The numbers every year—everybody says this was the high watermark. Well, we're about 200 transfers above the two or three years ago high watermark. It just keeps escalating, but young people want the freedom of decision expression, and just because they made one decision once, it doesn't mean they can't remake it, rethink about it, recalibrate it, and that's what I think we're seeing.
I don't think it's any more than that. Kids want to play. Kids absolutely want to play. Today's kids, because of [cell phones] and because of the high-profile combines they go to, all the good kids know all the good kids, so they understand this culture better than they've ever known them as a cohort, so if they find themselves in a situation where they're not going to realize their objective, their dream, they're scooting. It's no more than that, and they're better informed.

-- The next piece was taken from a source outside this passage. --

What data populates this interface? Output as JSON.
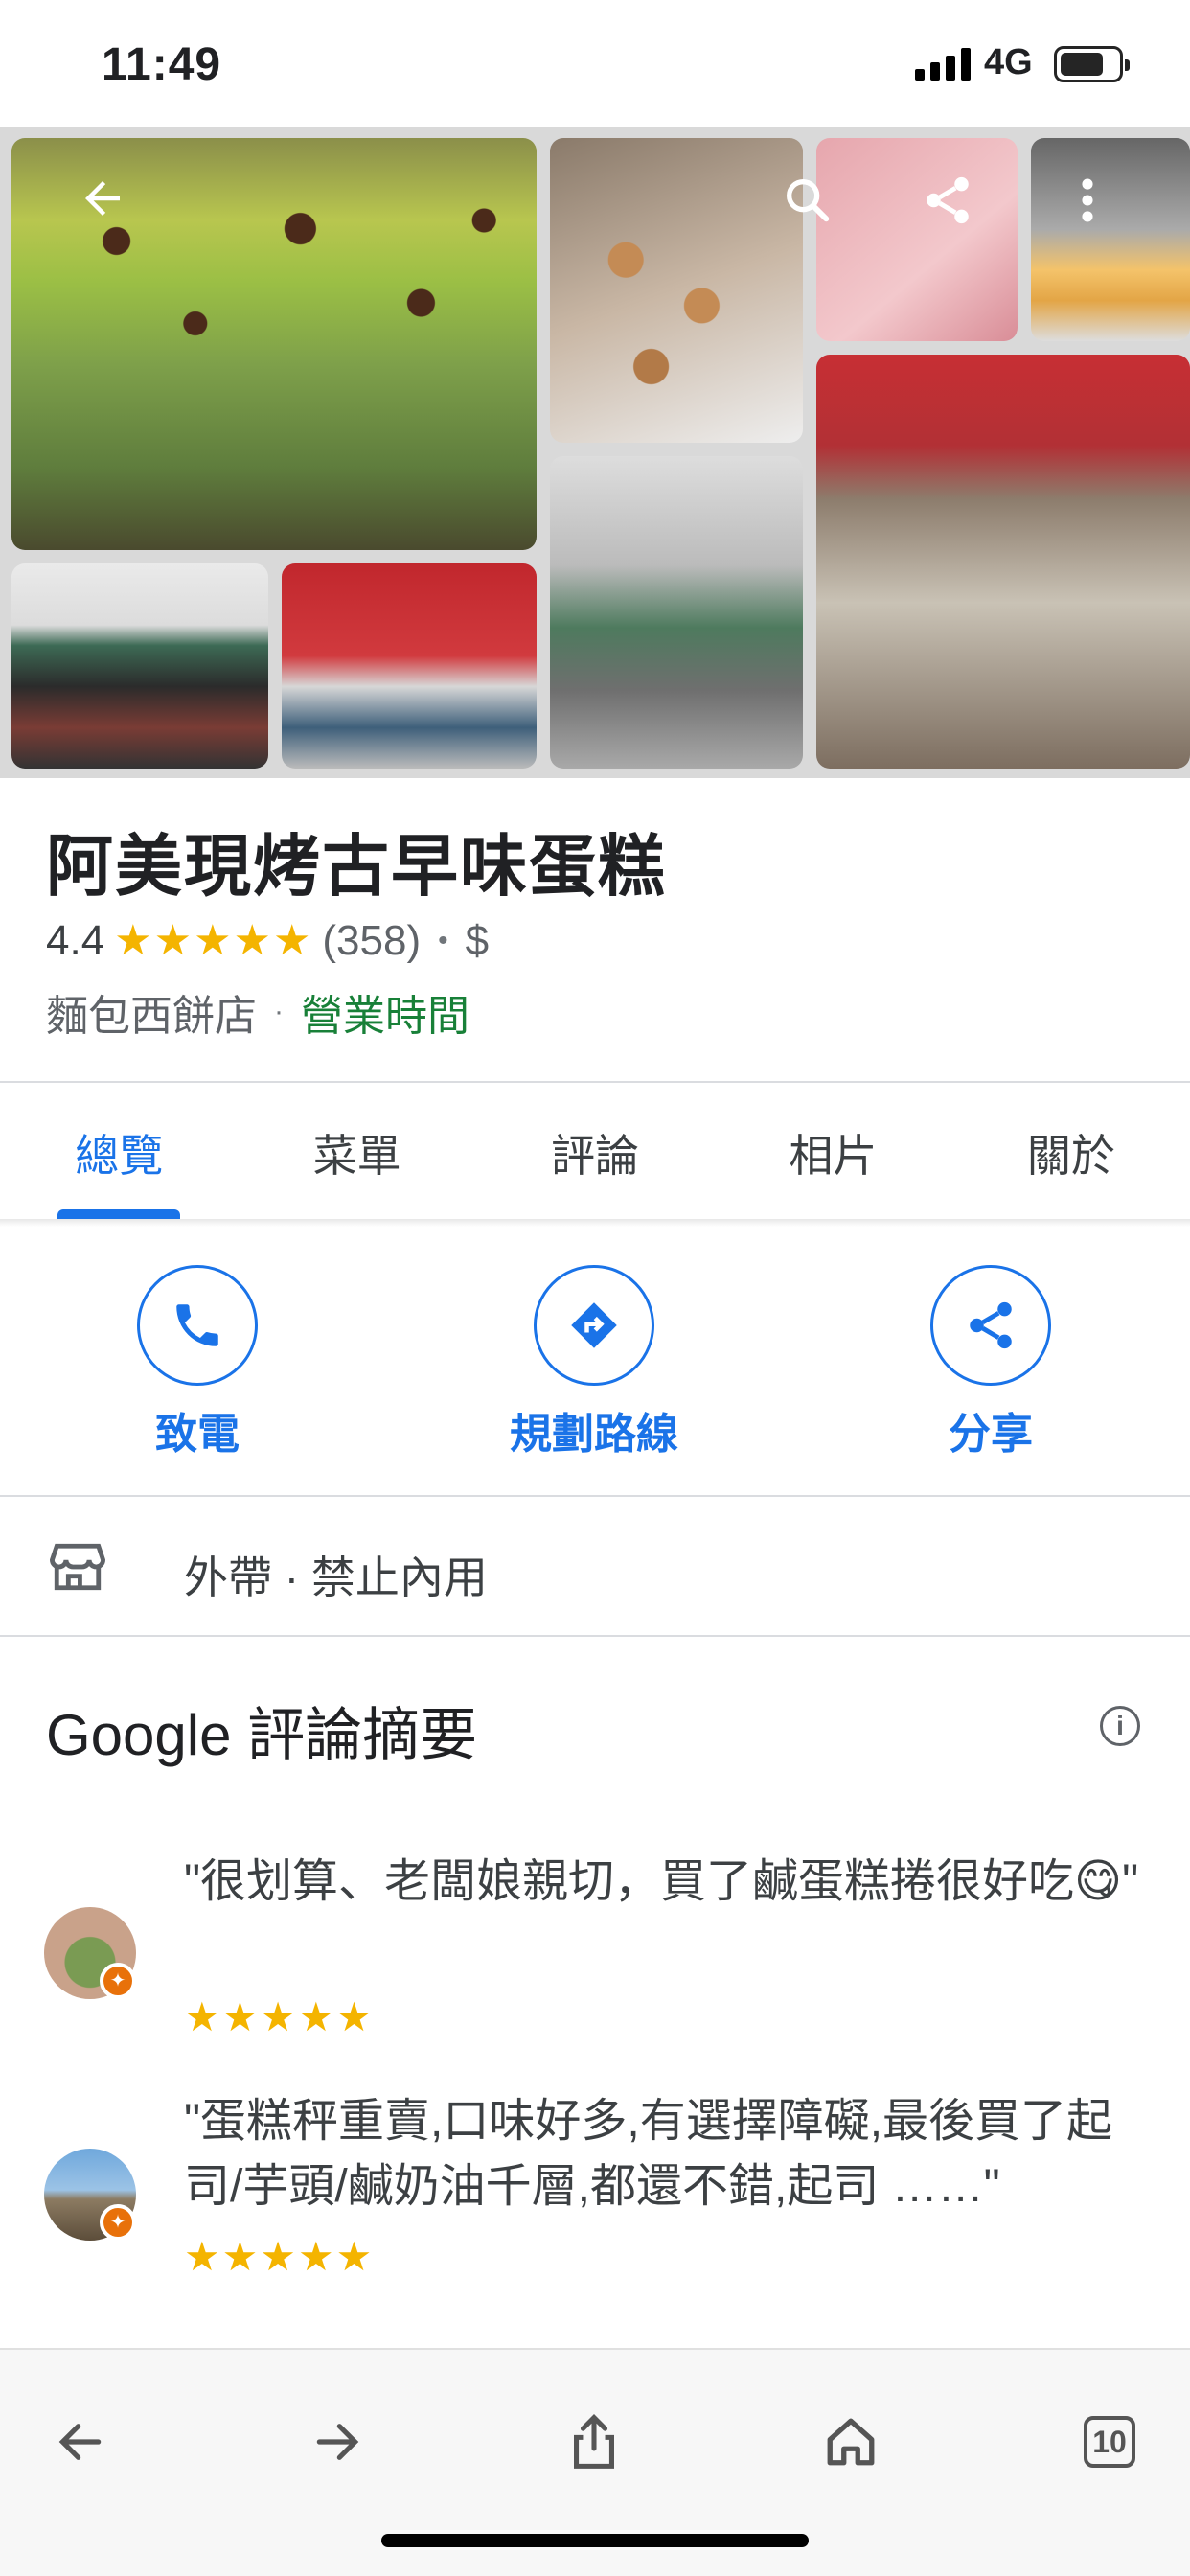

TC: What kind of changes are we going to be able to see from the outside in the women's basketball program as a result of the investigation that just wrapped up?
KW: It was largely an evaluation, and I'm not going to get into the specifics. I've already publicly indicated what we were going to say publicly. Really what we want is the student-athletes in that program to have a great experience, and part of having a great experience is having a pretty high degree of success, and we've always had a high degree of success. Quite frankly, [head coach] Joanne [McCallie] has averaged 27 wins a year in her nine years at Duke. By most people's standards, that's a pretty high degree of success, but we want really a great experience, high degree of success, and we don't want anything less or more for any of our other programs.
TC: Jumping to women's soccer, what did it mean for Duke to have the first college team to participate in that U.S. China Consultation on People-to-People Exchange? Did you go with the team on that trip?
KW: I didn't. I wish I could have, but I didn't. Our team was approached by the United States Sports Academy in Mobile, Alabama, and those guys arranged the contest. They were kind of brokered by China to go find a really good college team in our country to come over and to kind of enjoy that experience, and they selected Duke, and they came and they invited us and we accepted. We have had an absolutely amazing experience.
Obviously, they're all back, and I've talked with a number of people that were on that trip and it was one of the all-time life-changing experiences. I've gotten correspondence from some of the people, some of the players over there in the Chinese government and so forth. It's amazing how many notes I got. They just loved our kids. Our kids were great American ambassadors—not only ambassadors of Duke, but of the United States.
KW: It was a milestone, an enormous milestone—historic at a minimum. Our coaches and student-athletes had worked really hard to get into the bowl conversation, and then it was our fourth bowl in a row, and then to have the opportunity to win in Yankee Stadium—another historic opportunity in Yankee Stadium against a really good Big Ten team—it was good. It was a really great moment for Duke and certainly for Duke athletics, and pointedly, Duke football.
I'm really proud of what they have accomplished and I'm really looking forward to the future, particularly with getting the new facilities and everything else that we've been able to do. Football Saturdays at Duke now have an opportunity to become pretty special, and it sure seems in the last year or two that our students have kind of discovered their football program. It's going to be fun to see them create an ownership position around Duke football, not unlike the one that they have around Duke basketball, and I think it's well on its way, which is terrific.
This Q&A has been edited for length and clarity.